Shocking as it is, this kind of violence isn't irrational, argues Parenti. The conversion of men into feminized "punks" is central to prison life-just ask the correction officials who respond to accusations of rape with a bland "Well, that's prison." And warring prison gangs are "the indispensable enemy," whose tacit cooperation is vital if discipline is to be maintained.

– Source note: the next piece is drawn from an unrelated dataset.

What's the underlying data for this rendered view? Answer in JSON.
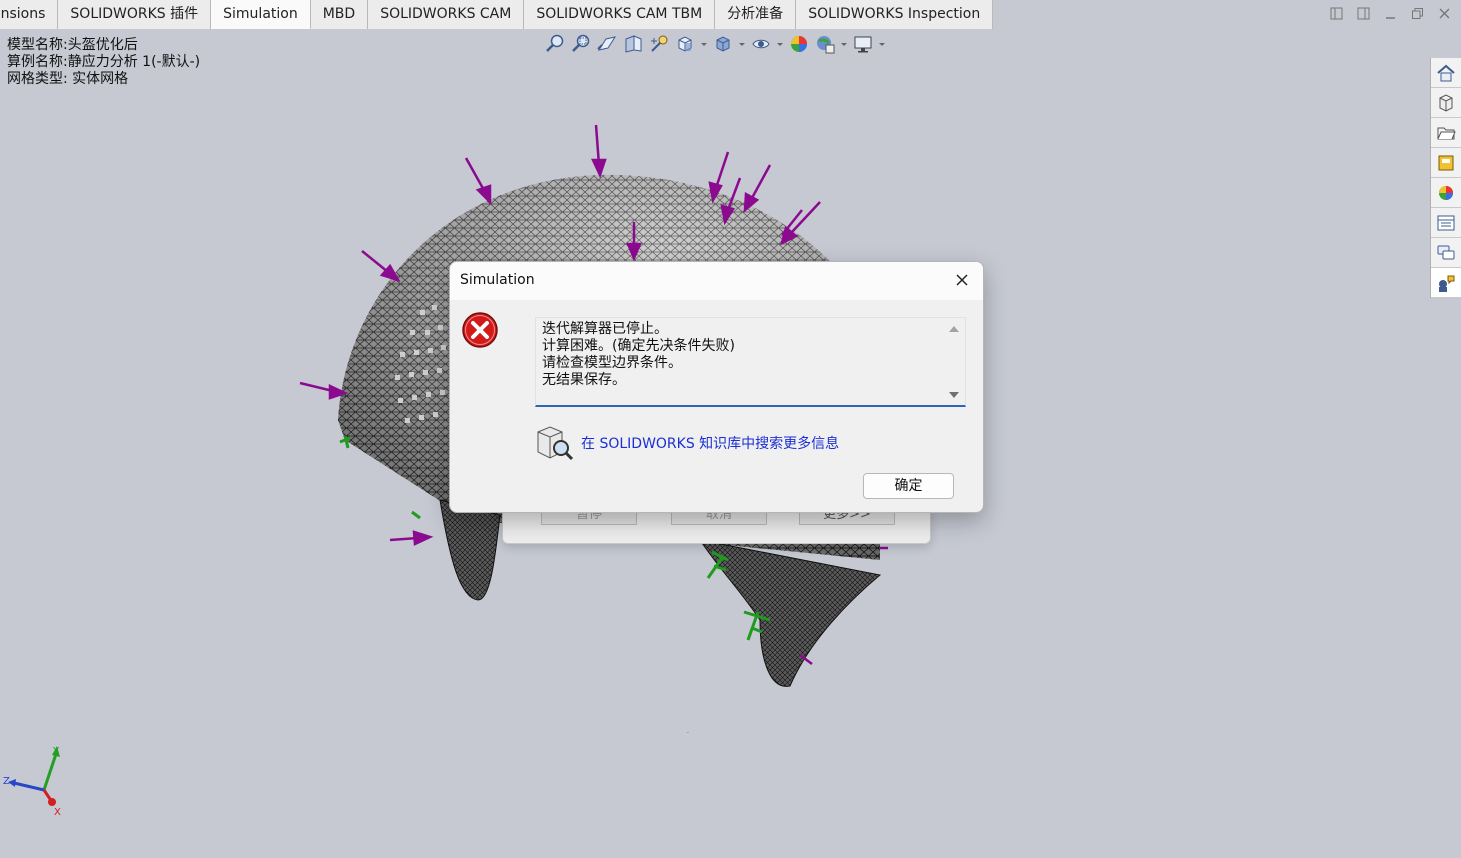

Similarly, the chapters on police and their work argue that "ritualized displays of terror are built into American policing." What seem like unmotivated excesses of zeal are essential, Parenti argues, to the real function of the criminal justice system, which is not (or not just) to control crime, but to keep those at the bottom of an increasingly polarized society from getting out of line. This, he suggests, is the real meaning of "zero tolerance" policing and the ratcheting-up of penalties for even minor crimes. The point isn't to punish people because they are criminals, but to criminalize them through punishment. It's a view that finds support not only in Michel Fou cault's classic Discipline and Punish but in the reflections of some police officers: "'People say that [zero tolerance] doesn't work because in New York or Baltimore 80 percent of the quality of life tickets are never paid and an enormous number of misdemeanor court dates are no-shows,' says zero tolerance apostle Lt. McLhenny of the Baltimore P.D. 'But hey, that doesn't matter. . . . What counts is that we've got them into the system! We're building a database.'" Intriguingly, Parenti links the growth in quality-of-life policing to the urban gentrification of the 1980s and 1990s, which has brought upper-middle-class city dwellers and the businesses catering to them into close proximity with the urban poor.

The connection between reviving down towns and the demand for more stringent policing is one of the more original variations on the book's larger argument that "the criminal justice crackdown has become, intentionally or otherwise, a way to manage rising inequality and surplus populations." The idea that the criminal justice system functions as a tool of labor discipline and a disposal mechanism for "surplus" people has been a staple of radical criminology for at least 30 years. Parenti's book offers this line of argument at its strongest. His case is helped by consistently superb reporting, as in his chapter on the Immigration and Natu ralization Service, which, he demonstrates, not only keeps immigrants' wages and capacity for organization down, but does so in active and explicit cooperation with employers.

Parenti allows much of the evidence to come from the mouths of law-and-order conservatives. No need for the author to connect the dots of riots and labor unrest at home, the expansion of prisons and police, and "the crisis of capitalism" when he has the likes of Darryl Gates, Ed Meese, and Lt. McLhenny to connect them for him. He also grants that, whatever the calculations of those who launched it, the prison boom now has a momentum of its own.

Parenti's debunking of alternative explanations for the rise in incarceration is forceful and compelling. But will those who don't open the book already in sympathy accept his provocative thesis-that the criminal justice system is a prop to the economic order? In the end, that view, however well- documented or hedged with caveats, is up against complacence, fear of crime, and a general belief that prisoners get what they deserve. Parenti's book at least combats the strong societal tendency to avert our eyes from what the American criminal justice system has become.